* * *
I was watching Wheeler Dealers the other day and--for the first time--was disappointed in how Edd Chyna did something.
Basic gist of the show: Mike Brewer buys cars in need of repair, and Edd Chyna fixes them up; then they try to sell them at a profit. They don't include Edd's labor in the deal so it's clearly a conceit, but it's still interesting to watch Edd work on the various cars.
Anyway, normally Edd does a pretty good job with the things he does, but the ep I watched yesterday was about a Morgan Plus 4 (I think that's what it was). The Morgan cars have wood bodies; this particular car needed a new chassis as it would not pass another Ministry of Transport inspection...which is why Mike was able to buy it for a mere £13,000--cheap for a Morgan.
The new chassis is £600 from Morgan, but it's a 100+ hour job to swap the old for the new.
(Multiply pounds by 1.5 to get dollars. It's close enough.)
The thing is, the new chassis was galvanized, but otherwise untreated. Edd left it as-is; if it had been me doing that, I would have painted the damned thing--first with a good primer, then with something tough. Galvanized steel is fairly rust-resistant by itself, but I'd want that extra, you know?
Then--he had to make new floor panels for the new chassis, as the wood floor panels were mostly shot. He used marine plywood, but didn't put anything on it.
Again, if it were me, I would have put healthy coats of polyurethane varnish on that shit before putting it in the car, even if the wood is sufficiently durable in its own right. Taking the car apart and putting it back together is such a royal pain in the ass that I think the extra effort would be warranted. When you're talking about how the labor charge for the chassis swap is £6,000, doesn't it make sense to do the little extra things that will help ensure that car will never need such a job done on it ever again?

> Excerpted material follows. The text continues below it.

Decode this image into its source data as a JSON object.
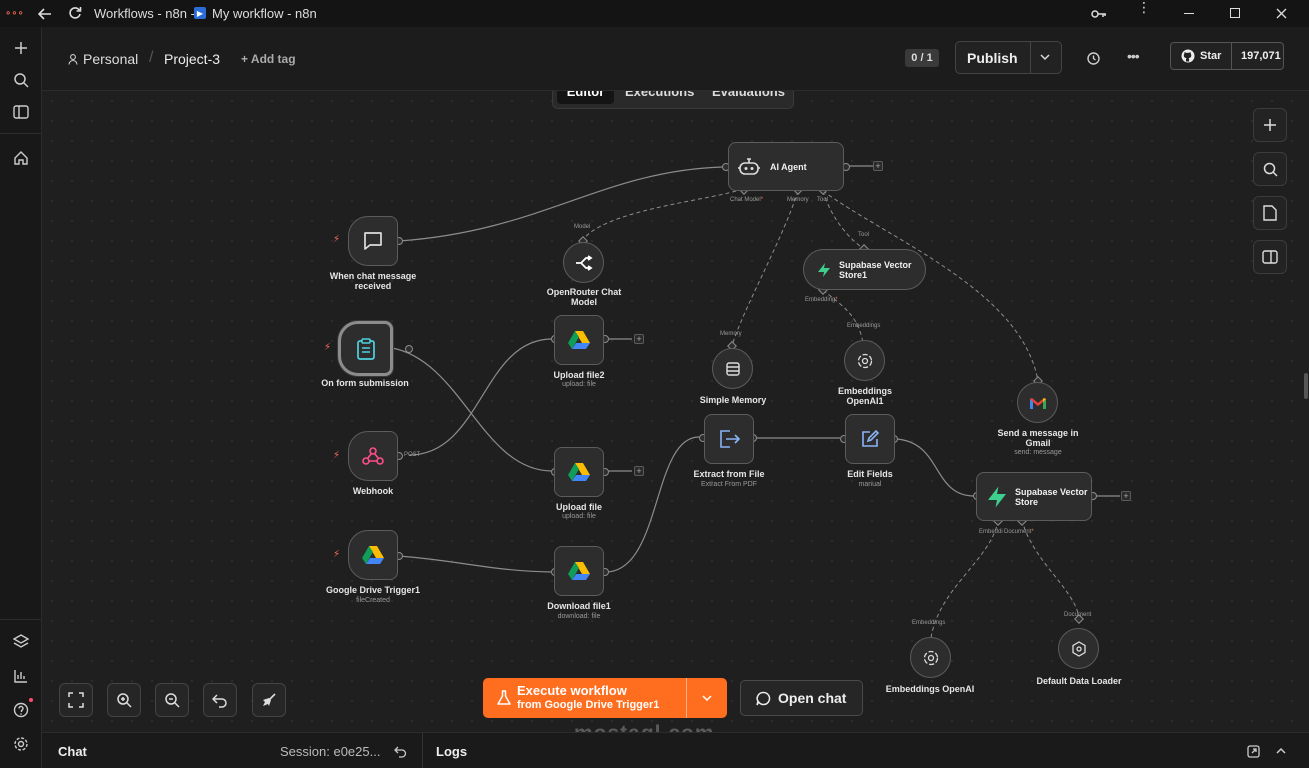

Still, it's a shame that you can't get Morgan cars here. The one on the show weighs 900 kg (20 lbs shy of an English ton) and with its 2 liter engine goes like a rocket. They've got classic styling, too, and they look like a ton of fun.